Laura, a journalist in Calgary, despite a close relationship with her widowed mother, notes that “my mother judged my writing very harshly, I think because she was angry and jealous that as a sole-support mother of five she was never able to have a real career. Free of her criticism after her death, I was able to become a better writer.” Another woman friend in her 50s came out as a lesbian only after both her parents died. A single Jewish man I know, whose parents were deeply religious, fell in love and married a non-Jewish woman in his late 40s – after he became an adult orphan. Such a match would have been unthinkable while his parents were living. Another woman I met reconciled with her long estranged sister.
As for me, I abandoned my unfinished novel when my parents died. After all, I keep thinking, what’s one more book in a world where objects accumulate but humans you love vanish? But just as important is the fact that I think one of the reasons I wanted to write the novel was to prove to my parents that I could do it.
My friends tell me that’s just grief talking. And it will pass. Soon I’ll be my old self again.

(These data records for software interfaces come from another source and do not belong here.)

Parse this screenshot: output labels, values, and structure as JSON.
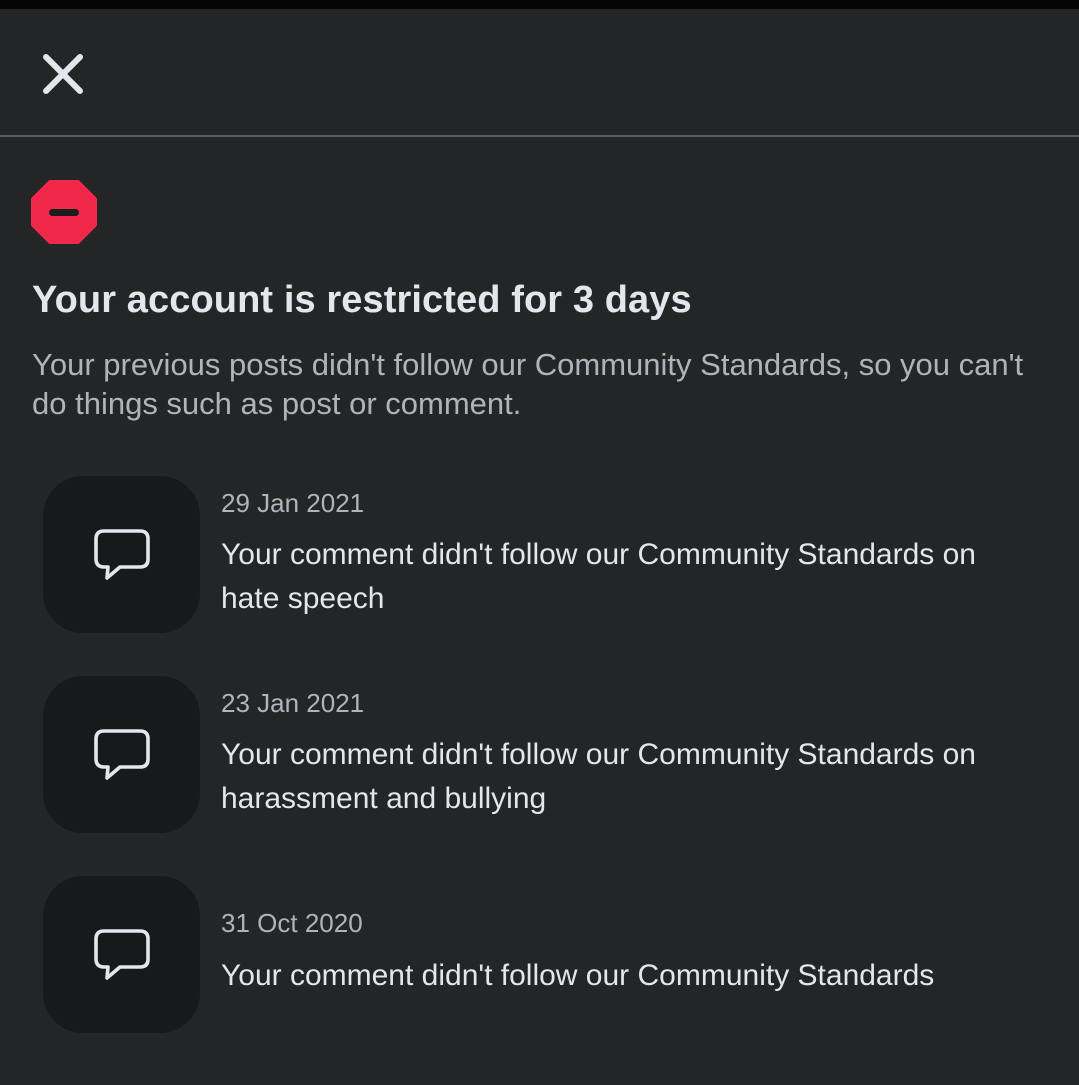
{
  "header": {
    "close_icon": "close-icon"
  },
  "colors": {
    "background": "#242526",
    "restrict_red": "#f02849",
    "primary_text": "#e4e6eb",
    "secondary_text": "#b0b3b8",
    "icon_box": "#18191a"
  },
  "restriction": {
    "icon": "restricted-icon",
    "title": "Your account is restricted for 3 days",
    "description": "Your previous posts didn't follow our Community Standards, so you can't do things such as post or comment."
  },
  "violations": [
    {
      "icon": "comment-icon",
      "date": "29 Jan 2021",
      "text": "Your comment didn't follow our Community Standards on hate speech"
    },
    {
      "icon": "comment-icon",
      "date": "23 Jan 2021",
      "text": "Your comment didn't follow our Community Standards on harassment and bullying"
    },
    {
      "icon": "comment-icon",
      "date": "31 Oct 2020",
      "text": "Your comment didn't follow our Community Standards"
    }
  ]
}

I think not. Because with the loss of my parents, the old self is gone. Grief itself changes you. First of all, I will be able to say that I’ve been through a terrible ordeal, and I survived. If grief has a function, maybe that’s it – to show us how resilient we are, what inner resources we possess. The nest is gone, and I’m still flying.

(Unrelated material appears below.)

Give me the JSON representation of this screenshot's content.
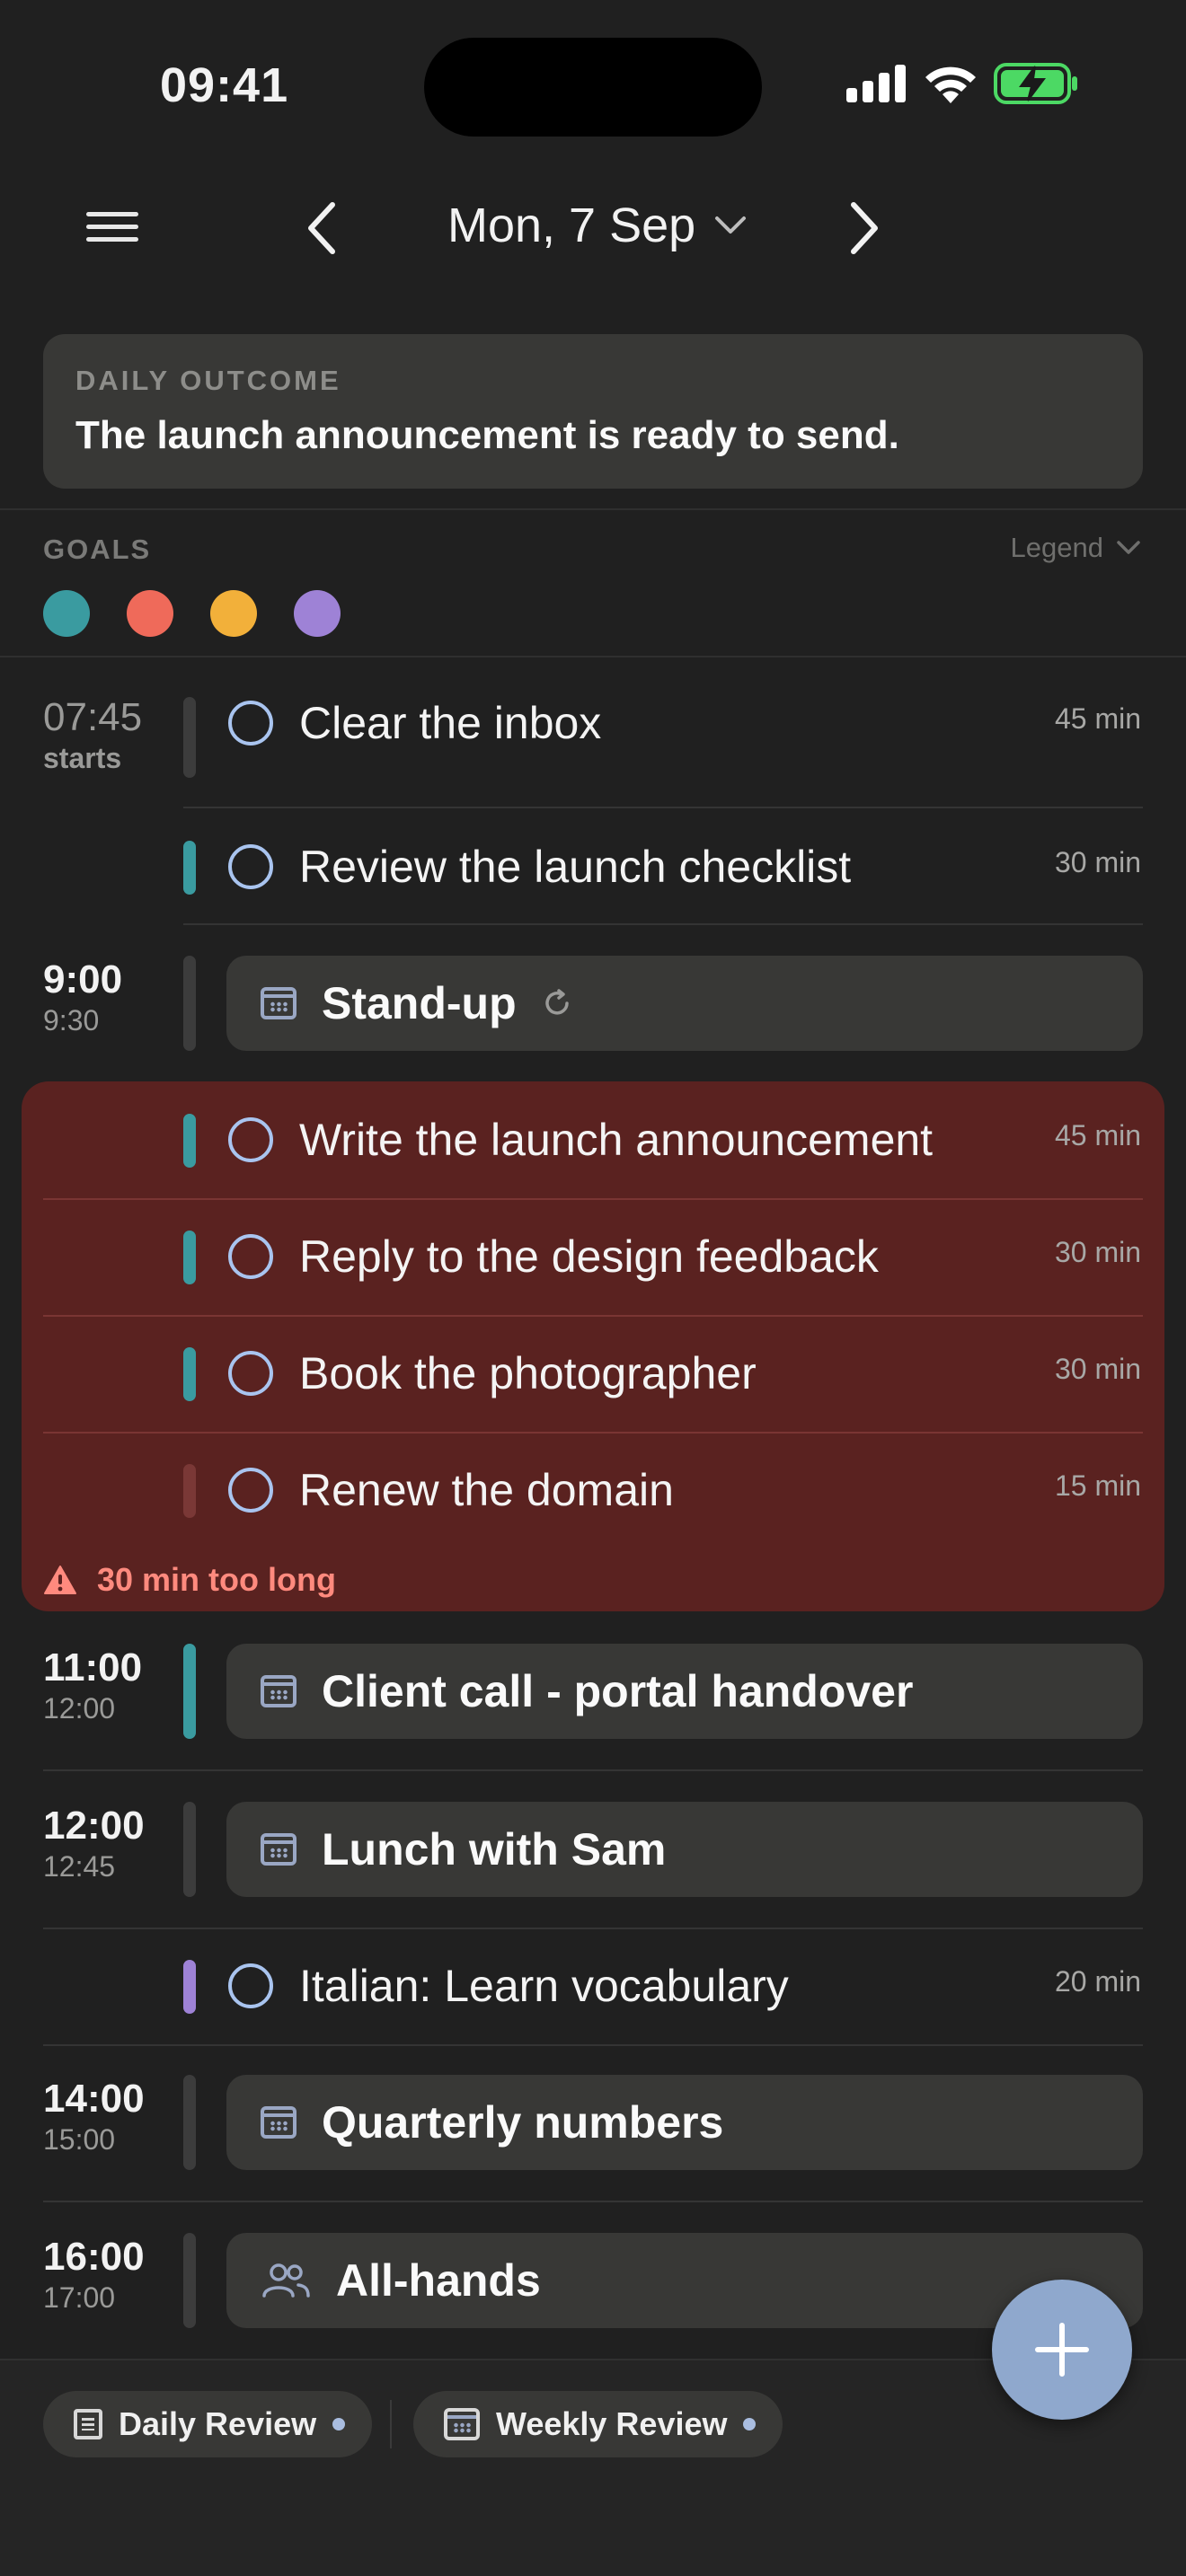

But flying where? Back to my “old self”? What if the old self isn’t the same? For example, until my parents died, I was a confirmed city dweller, a culture junkie with a passion for the arts scene and all that it entailed. I made my living mostly as a singer-songwriter and playwright. But now, in the wake of my parents’ deaths, I crave solitude and quiet. I want a view of fields and woods, not smog-bound skyscrapers and concrete. I think the time has come for me to heed the advice of the philosopher Joseph Campbell and “follow [my] bliss.” I want a bigger garden and smaller ambitions.

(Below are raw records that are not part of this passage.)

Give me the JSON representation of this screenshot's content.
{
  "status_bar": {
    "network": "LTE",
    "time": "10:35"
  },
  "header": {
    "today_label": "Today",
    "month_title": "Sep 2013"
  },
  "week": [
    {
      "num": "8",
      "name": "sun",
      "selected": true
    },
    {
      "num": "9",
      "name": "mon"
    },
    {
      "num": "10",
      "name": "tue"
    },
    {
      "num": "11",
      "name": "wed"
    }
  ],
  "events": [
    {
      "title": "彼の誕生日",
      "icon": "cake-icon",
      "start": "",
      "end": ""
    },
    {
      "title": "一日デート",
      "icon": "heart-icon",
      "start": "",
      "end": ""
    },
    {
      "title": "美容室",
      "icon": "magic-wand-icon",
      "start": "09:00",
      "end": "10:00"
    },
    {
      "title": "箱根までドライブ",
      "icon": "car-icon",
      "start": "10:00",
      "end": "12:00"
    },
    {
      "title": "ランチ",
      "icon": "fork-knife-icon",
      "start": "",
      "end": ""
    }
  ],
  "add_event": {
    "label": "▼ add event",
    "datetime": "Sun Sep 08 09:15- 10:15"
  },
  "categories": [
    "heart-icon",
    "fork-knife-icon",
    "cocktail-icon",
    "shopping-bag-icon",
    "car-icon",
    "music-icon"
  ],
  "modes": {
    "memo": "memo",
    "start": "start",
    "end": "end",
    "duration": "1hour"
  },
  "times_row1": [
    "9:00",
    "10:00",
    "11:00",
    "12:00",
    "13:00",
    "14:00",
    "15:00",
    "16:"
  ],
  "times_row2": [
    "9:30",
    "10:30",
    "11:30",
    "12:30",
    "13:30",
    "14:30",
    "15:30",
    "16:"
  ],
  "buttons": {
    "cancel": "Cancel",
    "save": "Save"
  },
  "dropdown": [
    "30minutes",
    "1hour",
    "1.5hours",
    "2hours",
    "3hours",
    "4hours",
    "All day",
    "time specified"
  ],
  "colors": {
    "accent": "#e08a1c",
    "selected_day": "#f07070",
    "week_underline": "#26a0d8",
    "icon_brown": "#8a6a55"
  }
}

So I’ve just realized that this person who wants to live alone at the end of a dirt road with a bunch of animals is the real me, but a person who couldn’t emerge while my parents were still alive. For as long as I can remember, I’ve wanted a farm. My parents, however, neither of whom had been able to attend college, insisted I go to university. My mother wanted me to get a PhD. Instead, I fell in with the hippie crowd, got seduced by the muse and quit after my BA to enrol in art school. Then I quit art school to join a band. My mother was deeply disappointed; my father hit the roof.
To prove to them that art was a valid vocation, I worked obsessively for more than 20 years, lived on short rations and sacrificed a stable lifestyle – to a large degree, I see now, because I wanted to send my parents clippings of good reviews of whatever I’d produced. Even after my first play opened at the National Arts Centre, I felt I could not rest, for fear of their disapproval.
Maybe it’s in part because they’re gone that I can now put down my guitar and my pen and relax. And maybe it’s being “flush up against death” that makes me want to savour what’s left of my life in a different way. All I know is that when I leave the city for that country cottage in a couple of years to settle down with the horses and cats as I plan to do, I’ll simply be coming home – not to my parents’ home, but finally to my own.